Task instructions: Below are the records. State how many of their lines hold the word "Download", and add nothing else.

Excerpted data:
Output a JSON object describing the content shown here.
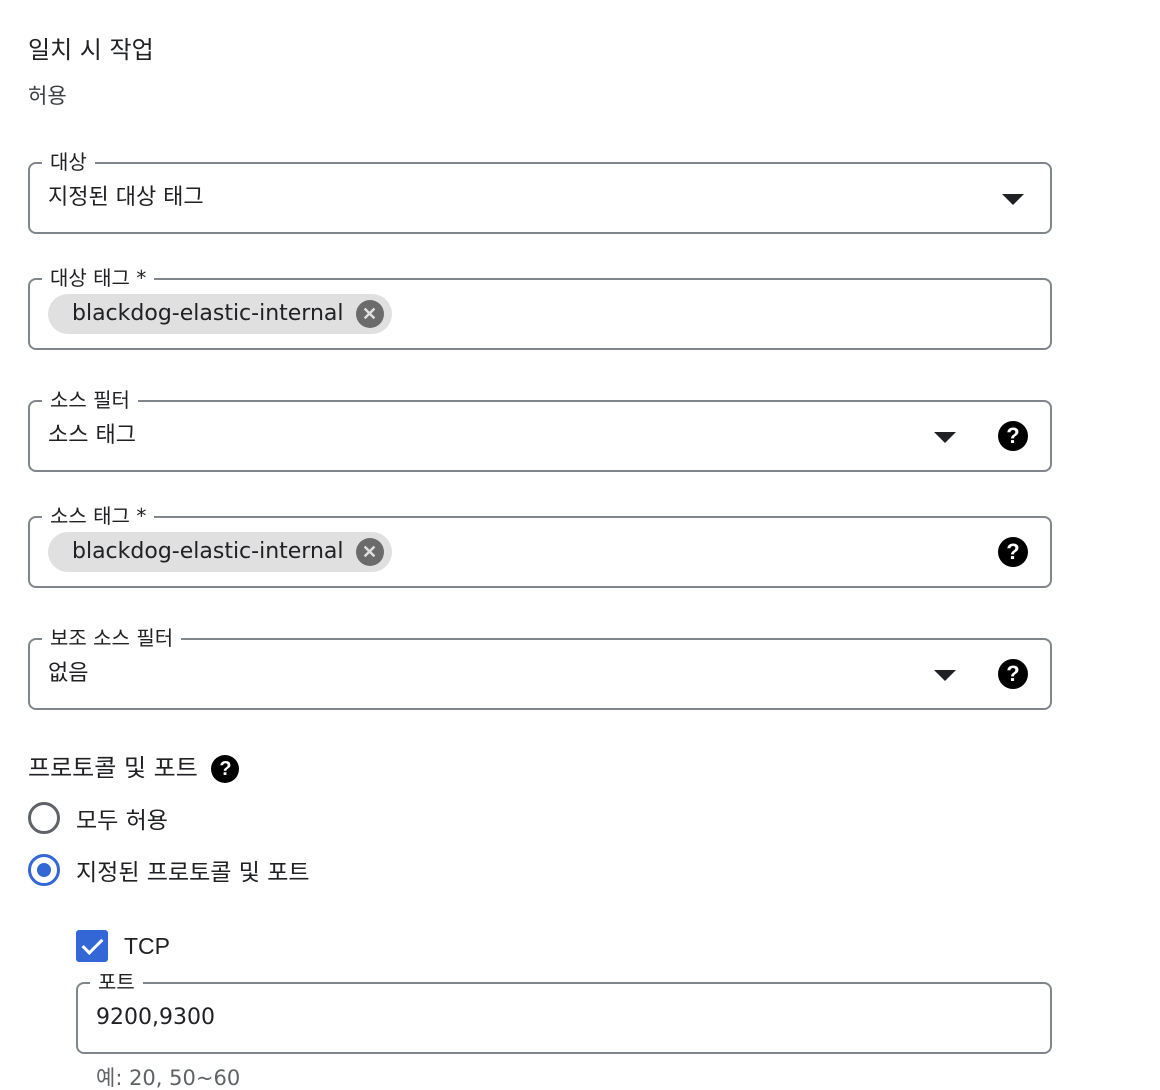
{
  "match_action": {
    "title": "일치 시 작업",
    "value": "허용"
  },
  "target": {
    "label": "대상",
    "value": "지정된 대상 태그"
  },
  "target_tags": {
    "label": "대상 태그 *",
    "chips": [
      "blackdog-elastic-internal"
    ]
  },
  "source_filter": {
    "label": "소스 필터",
    "value": "소스 태그"
  },
  "source_tags": {
    "label": "소스 태그 *",
    "chips": [
      "blackdog-elastic-internal"
    ]
  },
  "secondary_source_filter": {
    "label": "보조 소스 필터",
    "value": "없음"
  },
  "protocols_ports": {
    "title": "프로토콜 및 포트",
    "options": [
      {
        "label": "모두 허용",
        "selected": false
      },
      {
        "label": "지정된 프로토콜 및 포트",
        "selected": true
      }
    ],
    "tcp": {
      "label": "TCP",
      "checked": true,
      "ports_label": "포트",
      "ports_value": "9200,9300",
      "hint": "예: 20, 50~60"
    }
  },
  "icons": {
    "help": "help-icon",
    "dropdown": "dropdown-arrow-icon",
    "chip_remove": "chip-remove-icon",
    "checkmark": "checkmark-icon"
  },
  "colors": {
    "accent": "#3367d6",
    "border": "#80868b",
    "chip_bg": "#e0e0e0"
  }
}
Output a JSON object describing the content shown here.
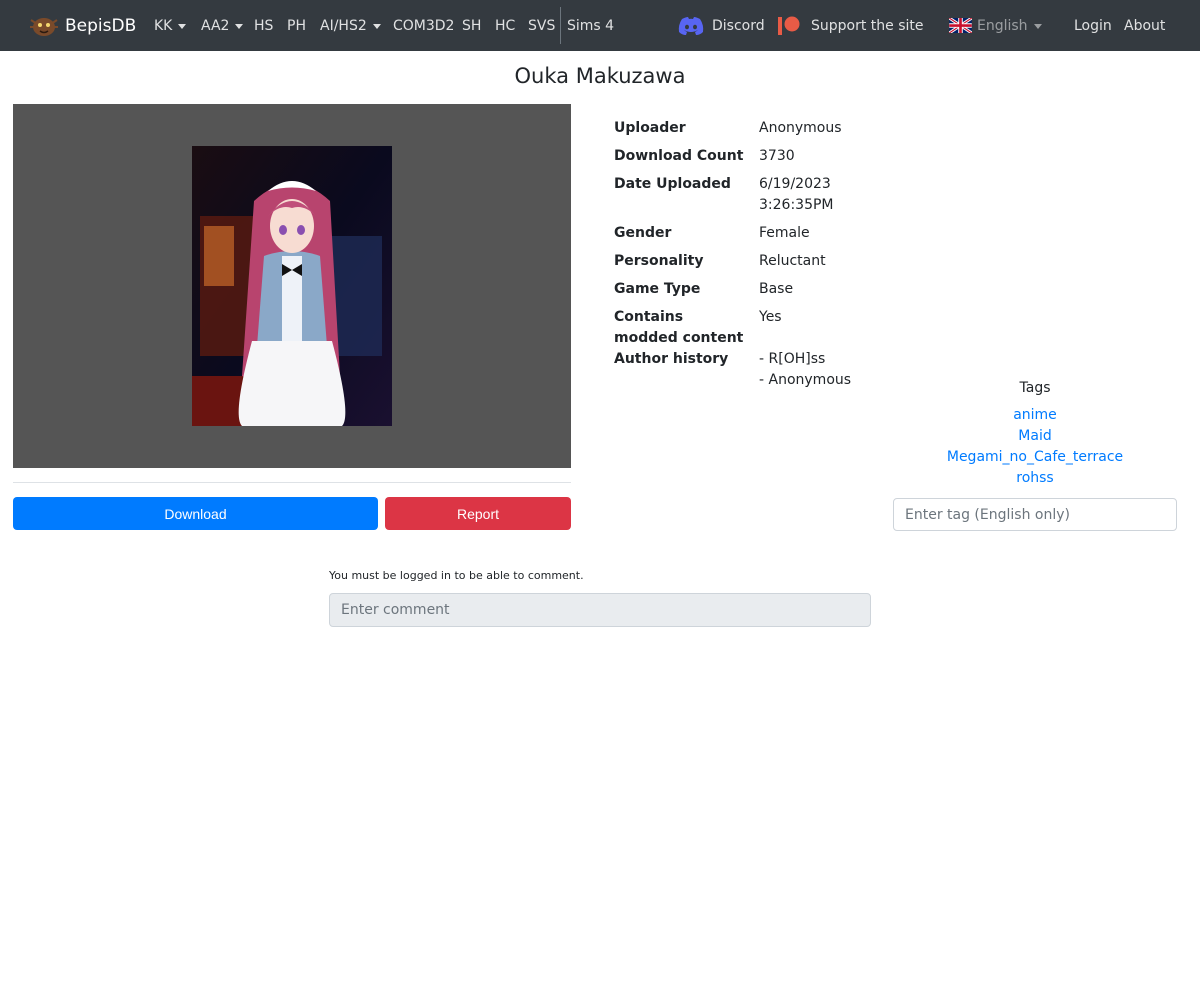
{
  "nav": {
    "brand": "BepisDB",
    "games": [
      {
        "label": "KK",
        "dropdown": true
      },
      {
        "label": "AA2",
        "dropdown": true
      },
      {
        "label": "HS",
        "dropdown": false
      },
      {
        "label": "PH",
        "dropdown": false
      },
      {
        "label": "AI/HS2",
        "dropdown": true
      },
      {
        "label": "COM3D2",
        "dropdown": false
      },
      {
        "label": "SH",
        "dropdown": false
      },
      {
        "label": "HC",
        "dropdown": false
      },
      {
        "label": "SVS",
        "dropdown": false
      },
      {
        "label": "Sims 4",
        "dropdown": false
      }
    ],
    "discord": "Discord",
    "support": "Support the site",
    "language": "English",
    "login": "Login",
    "about": "About"
  },
  "card": {
    "title": "Ouka Makuzawa",
    "download_label": "Download",
    "report_label": "Report"
  },
  "info": [
    {
      "label": "Uploader",
      "value": "Anonymous"
    },
    {
      "label": "Download Count",
      "value": "3730"
    },
    {
      "label": "Date Uploaded",
      "value": "6/19/2023\n3:26:35PM"
    },
    {
      "label": "Gender",
      "value": "Female"
    },
    {
      "label": "Personality",
      "value": "Reluctant"
    },
    {
      "label": "Game Type",
      "value": "Base"
    },
    {
      "label": "Contains\nmodded content",
      "value": "Yes"
    },
    {
      "label": "Author history",
      "value": "- R[OH]ss\n- Anonymous"
    }
  ],
  "tags": {
    "heading": "Tags",
    "items": [
      "anime",
      "Maid",
      "Megami_no_Cafe_terrace",
      "rohss"
    ],
    "placeholder": "Enter tag (English only)"
  },
  "comments": {
    "note": "You must be logged in to be able to comment.",
    "placeholder": "Enter comment"
  },
  "colors": {
    "navbar": "#343a40",
    "primary": "#007bff",
    "danger": "#dc3545",
    "image_bg": "#555555"
  }
}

Solution below: 2